Paleontologists studying the gigantic dinosaur "Supersaurus" report the animal had an inner cavity within portions of its pelvic bones -- a finding that puzzles those trying to understand Supersaurus and other large dinosaurs.
When researchers from Brigham Young University in Provo, Utah, unearthed these pelvic bones in Colorado last summer, the sheer size of the pieces amazed scientists. Measuring more than 6 feet long, the fossilized bones include the ilium, or hip bones, and the sacrum -- several vertebrae fused together and attached to the ilium for strength (SN: 9/24/88, p. 203). The bones indicate the animal was up to 120 feet long and not fully grown, says Brigham Young paleontologist Wade E. Miller. These measurements make Supersaurus one of the longest dinosaurs known.
While removing the fossilized pelvic bones from their rocky bed of some 135 million years, the Utah researchers were able to examine portions of the fractured ilium in cross section. Instead of finding solid fossilized bone in the front section of the ilium, they discovered the cross section looked something like a sandwich, with walls of bone on either side of silt/clay rock, the scientists announced last week.
During the dinosaur's life, Miller explains, some soft material filled the ilium. But this inner matter would have decayed after death, leaving a void later filled by fine particles of silt and clay that entered the bone through fractures. Parts of the sacrum also show hollow features.

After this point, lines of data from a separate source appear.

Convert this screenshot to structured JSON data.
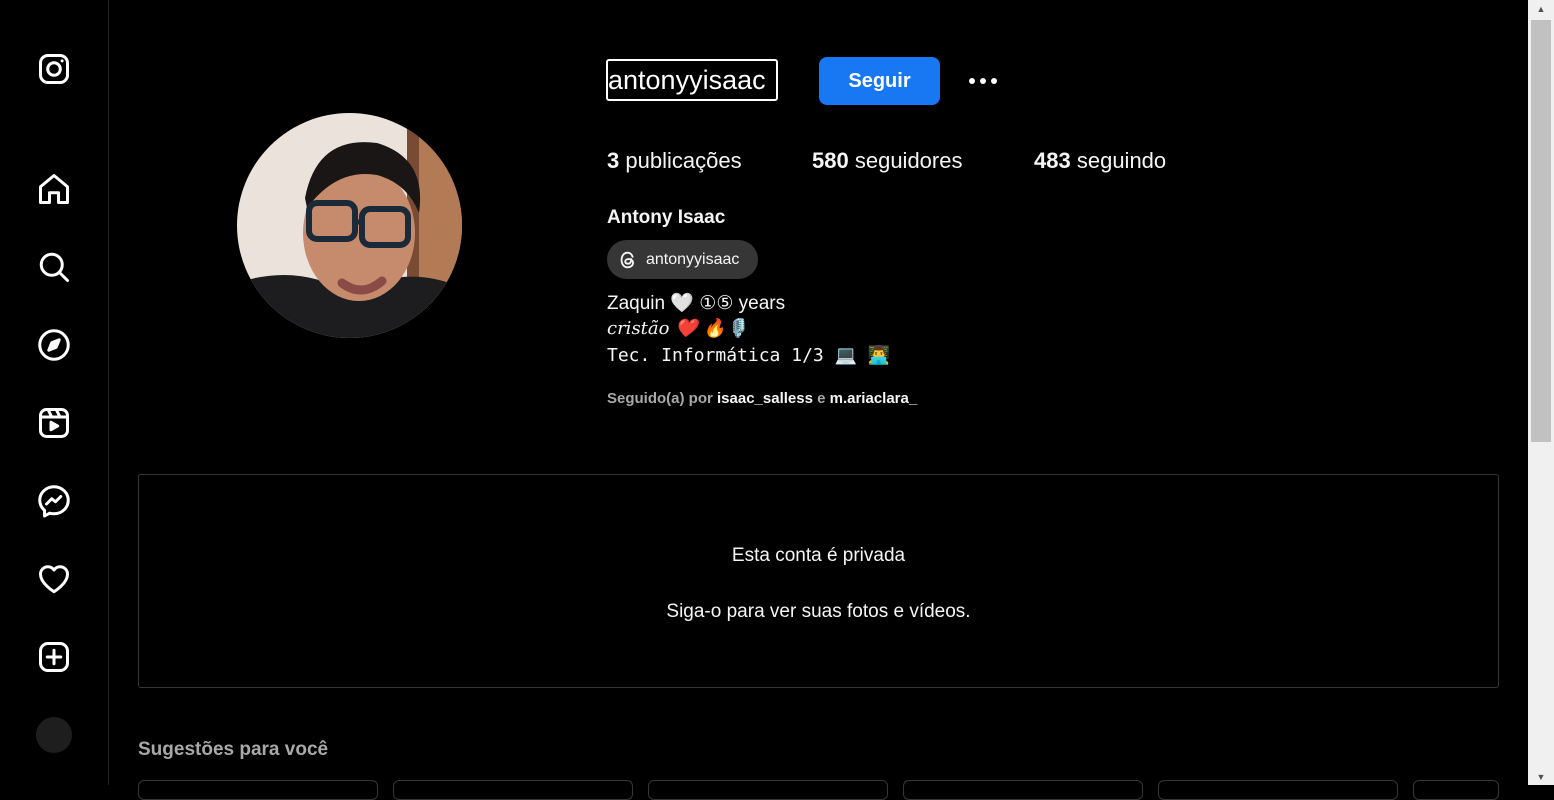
{
  "sidebar": {
    "items": [
      {
        "name": "instagram-icon",
        "label": "Instagram"
      },
      {
        "name": "home-icon",
        "label": "Página inicial"
      },
      {
        "name": "search-icon",
        "label": "Pesquisa"
      },
      {
        "name": "explore-icon",
        "label": "Explorar"
      },
      {
        "name": "reels-icon",
        "label": "Reels"
      },
      {
        "name": "messenger-icon",
        "label": "Mensagens"
      },
      {
        "name": "heart-icon",
        "label": "Notificações"
      },
      {
        "name": "create-icon",
        "label": "Criar"
      },
      {
        "name": "avatar",
        "label": "Perfil"
      }
    ]
  },
  "profile": {
    "username": "antonyyisaac",
    "follow_label": "Seguir",
    "stats": {
      "posts_count": "3",
      "posts_label": "publicações",
      "followers_count": "580",
      "followers_label": "seguidores",
      "following_count": "483",
      "following_label": "seguindo"
    },
    "full_name": "Antony Isaac",
    "threads_handle": "antonyyisaac",
    "bio": {
      "line1": "Zaquin 🤍 ①⑤ years",
      "line2": "𝑐𝑟𝑖𝑠𝑡𝑎̃𝑜 ❤️ 🔥🎙️",
      "line3": "Tec. Informática 1/3 💻 👨‍💻"
    },
    "followed_by": {
      "prefix": "Seguido(a) por ",
      "user1": "isaac_salless",
      "conj": " e ",
      "user2": "m.ariaclara_"
    }
  },
  "private": {
    "title": "Esta conta é privada",
    "subtitle": "Siga-o para ver suas fotos e vídeos."
  },
  "suggestions": {
    "title": "Sugestões para você"
  },
  "colors": {
    "background": "#000000",
    "accent": "#1877f2",
    "border": "#363636"
  }
}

Scientists who study the largest dinosaurs -- a group called sauropods, which includes Supersaurus and Apatosaurus (better known as Brontosaurus)--do not know what to make of the bones. While some small carnivorous dinosaurs had hollow bones, "it has never been mentioned in the literature [on sauropods]," says sauropod authority John S. McIntosh of Wesleyan University in Middletown, Conn.
Yet hollow ilia might not be that unusual among sauropods. McIntosh says researchers may not have recognized such features while examining fossils before. Moreover, paleontologists have not had the opportunity to check the insides of unbroken dinosaur bones. McIntosh says computerized axial tomography, also known as CAT scanning, or other nondestructive tests might reveal whether intact fossils are solid bone.
Aside from finding fine-grained rock inside the bone, Miller says, other signs indicate parts of the Supersaurus pelvic bones were hollow. Much of the recently excavated ilium is crushed, possibly from the weight of sediments accumulating on top of the bone as it fossilized. The Utah researchers have also found bony struts that span the inside of the ilium, probably strengthening the pelvis, which helped support an animal weighing as much as 30 tons.
Miller and others have speculated that hollow bone sections served to cut down on body weight and reduce the amount of bone the animal had to produce. "What I suspect, and this is speculation, is that there was probably something like marrow in there. It may have been a site for blood cell formation," Miller says.
McIntosh questions whether weight considerations could explain the hollow cavity. "If this thing were hollow, something had to be inside. And if liquid were inside, I'm not sure it would really cut down on weight that much."
The perplexing pelvis is not the only topic of debate among scientists studying this creature. Supersaurus is an unofficial name given to a group of oversized bones from the Diplodocidae family found near each other. Some researchers believe all these bones belonged to one type of dinosaur, yet others say the bones may represent several types of large diplodocid dinosaurs. Scientists are also trying to decide whether Supersaurus belonged to the same genus as the similar, but smaller, Diplodocus.